Kenya's Ethics and Anti-Corruption Commission (EACC) has ranked the Interior ministry as most prone to corruption, followed by the ministries of Health and Lands.
At 64.7 per cent, the Dr Fred Matiang'i-led ministry has jumped from 45.7 per cent in 2016, with Kenya Police ranked at 23.8 per cent, followed by the National Police Service Commission at 13.7 per cent.
In the survey done between September 18 and October 24 and which sampled 5,977 households in Kenya's 47 counties, 76 per cent of Kenyans revealed that they did not receive government services after failing to pay a bribe.
Of those who were denied services, a disappointing 93 per cent said they did not report acts of corruption they witnessed.
Half of those polled said they paid a bribe because it was the only way to get government services, with 17 per cent saying it was the only way to hasten services.
With Kenyans paying an average of $50 (Sh5,058) in bribes in 2017, those living in Mandera had to part with almost seven times the national average.
They told researchers that they had to pay an average $500 (Sh35,440) in bribes to access government services.
Kisumu follows closely at Sh 26,762; Busia (Sh18,886); Nyamira (Sh10,967); Murang'a (Sh9,297); Nairobi (Sh8,916); Marsabit (Sh7,859); Turkana (Sh6,791); Uasin Gishu (Sh6,744); and Wajir closing the top 10 at an average of Sh6,235.
In the devolved units, the department of finance and planning was rated as the most prone to corruption at 18 per cent.
Other departments the survey said were prone to corruption in the counties are health facilities, roads, lands survey, and housing, the public service boards, as well as licensing departments.
The share of those who paid bribes to obtain services from public offices shot up to 62.2 per cent in 2017, from 46 per cent in 2016.
Three in 10 Kenyans said that given the opportunity, they would happily engage in corruption. Two in 10 said that they had done so in the past.
In the survey, the Judiciary received the highest confidence mark at 60 per cent and was followed by the Executive and the anti-graft agency at 57, and 54 per cent respectively.
Parliament received a 54 per cent approval rating in the 2017 survey while police had the least rating at 23 per cent.
The media was named as a trusted source in exposing corruption and unethical behaviour, with eight out of 10 Kenyans saying they had done enough.
Those polled named the Daily Nation as their newspaper of choice for stories on corruption. It got a rating of 47 per cent and was followed by The Standard at 18.7 percent while Nation Media Group-owned Taifa Leo came third at 5.5 per cent.

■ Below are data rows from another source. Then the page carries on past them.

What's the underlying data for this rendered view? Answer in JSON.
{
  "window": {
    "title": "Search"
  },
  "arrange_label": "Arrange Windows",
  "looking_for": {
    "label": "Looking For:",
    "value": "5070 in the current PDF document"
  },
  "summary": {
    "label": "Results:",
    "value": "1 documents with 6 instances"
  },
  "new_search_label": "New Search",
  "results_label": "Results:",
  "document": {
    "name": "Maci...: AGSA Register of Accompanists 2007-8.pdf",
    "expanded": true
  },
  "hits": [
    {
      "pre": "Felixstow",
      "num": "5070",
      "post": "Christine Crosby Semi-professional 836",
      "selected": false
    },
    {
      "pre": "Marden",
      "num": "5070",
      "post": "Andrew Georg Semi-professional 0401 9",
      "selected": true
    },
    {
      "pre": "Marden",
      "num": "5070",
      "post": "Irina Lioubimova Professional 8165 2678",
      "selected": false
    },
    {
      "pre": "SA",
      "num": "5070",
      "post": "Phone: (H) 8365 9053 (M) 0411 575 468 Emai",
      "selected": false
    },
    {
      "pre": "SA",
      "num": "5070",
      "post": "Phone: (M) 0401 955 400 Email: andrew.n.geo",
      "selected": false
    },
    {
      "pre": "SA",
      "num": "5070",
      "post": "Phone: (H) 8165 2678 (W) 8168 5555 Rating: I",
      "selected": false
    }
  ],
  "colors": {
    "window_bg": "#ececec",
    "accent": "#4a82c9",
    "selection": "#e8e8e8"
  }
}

Citizen TV was named as the most watched television station by 40 per cent of the respondents, and was followed by KTN and NTV at 20.9, and 8.8 per cents respectively.